today is Sep 27, 2022

75 years after it first appeared in cinemas, the popularity of It’s a Wonderful Life grows year on year, but now a report in Entertainment Weekly has uncovered how the film’s makers devised a revolutionary new method to create the snow scenes that are so crucial to the Christmas climax of the film.

Entertainment Weekly reports that director Frank Capra wanted the film to feature a lot of snow, including falling snow, so the old movie tricks of using bleached cornflakes or asbestos for snow weren’t going to work.

“The snow is vital to the storytelling,” Jeremy Arnold, author of Christmas in the Movies, tells Entertainment weekly, adding, “It conveys not just a joyful Christmas Eve, but also the character’s rebirth.”

The RKO movie special-effects department, led by Russell Shearman, stepped up to the plate with a mixture of fire extinguisher foam, soap, sugar, and water that could be blown over the set with a noiseless fan to simulate snowfall.  Testimony to the success of the invention was that Bedford Falls looks cold and wintery even though the film was actually shot on a sweltering LA lot in midsummer.
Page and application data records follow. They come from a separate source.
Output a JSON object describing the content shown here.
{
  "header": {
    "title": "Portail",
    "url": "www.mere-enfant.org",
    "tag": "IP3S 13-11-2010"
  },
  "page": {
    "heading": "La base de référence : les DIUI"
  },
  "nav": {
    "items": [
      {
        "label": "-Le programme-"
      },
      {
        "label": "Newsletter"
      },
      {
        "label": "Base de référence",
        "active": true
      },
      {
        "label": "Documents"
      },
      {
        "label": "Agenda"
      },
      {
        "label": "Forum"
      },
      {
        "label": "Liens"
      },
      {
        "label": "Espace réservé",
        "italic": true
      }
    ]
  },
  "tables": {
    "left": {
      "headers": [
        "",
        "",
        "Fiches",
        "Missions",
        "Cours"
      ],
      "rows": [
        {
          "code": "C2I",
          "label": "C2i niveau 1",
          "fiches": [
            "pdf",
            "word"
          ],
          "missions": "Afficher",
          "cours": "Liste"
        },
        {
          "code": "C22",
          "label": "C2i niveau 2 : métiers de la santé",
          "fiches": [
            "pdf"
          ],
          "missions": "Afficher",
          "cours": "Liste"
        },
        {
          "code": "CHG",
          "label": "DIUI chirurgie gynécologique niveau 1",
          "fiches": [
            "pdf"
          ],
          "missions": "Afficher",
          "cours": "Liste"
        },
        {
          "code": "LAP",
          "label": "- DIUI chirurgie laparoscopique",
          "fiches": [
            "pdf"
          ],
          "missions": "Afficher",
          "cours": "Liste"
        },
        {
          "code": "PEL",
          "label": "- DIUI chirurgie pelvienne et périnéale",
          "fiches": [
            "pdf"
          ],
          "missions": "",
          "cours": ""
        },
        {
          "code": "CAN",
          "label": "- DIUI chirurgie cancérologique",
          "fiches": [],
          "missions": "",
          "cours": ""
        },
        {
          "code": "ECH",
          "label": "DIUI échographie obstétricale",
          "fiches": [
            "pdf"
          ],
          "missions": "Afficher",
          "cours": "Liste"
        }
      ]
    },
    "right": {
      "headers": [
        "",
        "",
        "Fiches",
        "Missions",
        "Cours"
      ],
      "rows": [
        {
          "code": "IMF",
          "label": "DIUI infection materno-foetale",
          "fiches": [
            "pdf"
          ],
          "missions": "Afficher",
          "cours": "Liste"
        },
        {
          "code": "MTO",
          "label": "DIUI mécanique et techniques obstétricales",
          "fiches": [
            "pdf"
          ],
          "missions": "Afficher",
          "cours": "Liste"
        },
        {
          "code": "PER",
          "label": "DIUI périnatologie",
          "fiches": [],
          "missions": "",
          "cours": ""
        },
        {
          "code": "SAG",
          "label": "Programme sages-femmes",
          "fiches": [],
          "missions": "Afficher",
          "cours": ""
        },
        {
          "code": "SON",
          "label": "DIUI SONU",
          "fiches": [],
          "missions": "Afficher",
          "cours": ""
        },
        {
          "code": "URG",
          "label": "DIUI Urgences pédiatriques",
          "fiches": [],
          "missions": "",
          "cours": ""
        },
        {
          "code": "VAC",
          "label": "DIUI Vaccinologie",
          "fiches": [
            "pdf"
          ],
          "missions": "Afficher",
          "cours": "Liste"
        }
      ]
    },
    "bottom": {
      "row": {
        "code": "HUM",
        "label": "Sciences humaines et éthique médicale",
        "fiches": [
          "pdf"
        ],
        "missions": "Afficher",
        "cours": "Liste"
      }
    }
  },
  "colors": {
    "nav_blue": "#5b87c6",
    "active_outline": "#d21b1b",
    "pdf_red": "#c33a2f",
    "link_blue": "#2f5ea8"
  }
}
Entertainment weekly notes that Shearman’s invention became the industry standard for snow for decades afterwards and in 1949 he won the technical achievement Oscar for “simulating falling snow on motion picture sets.”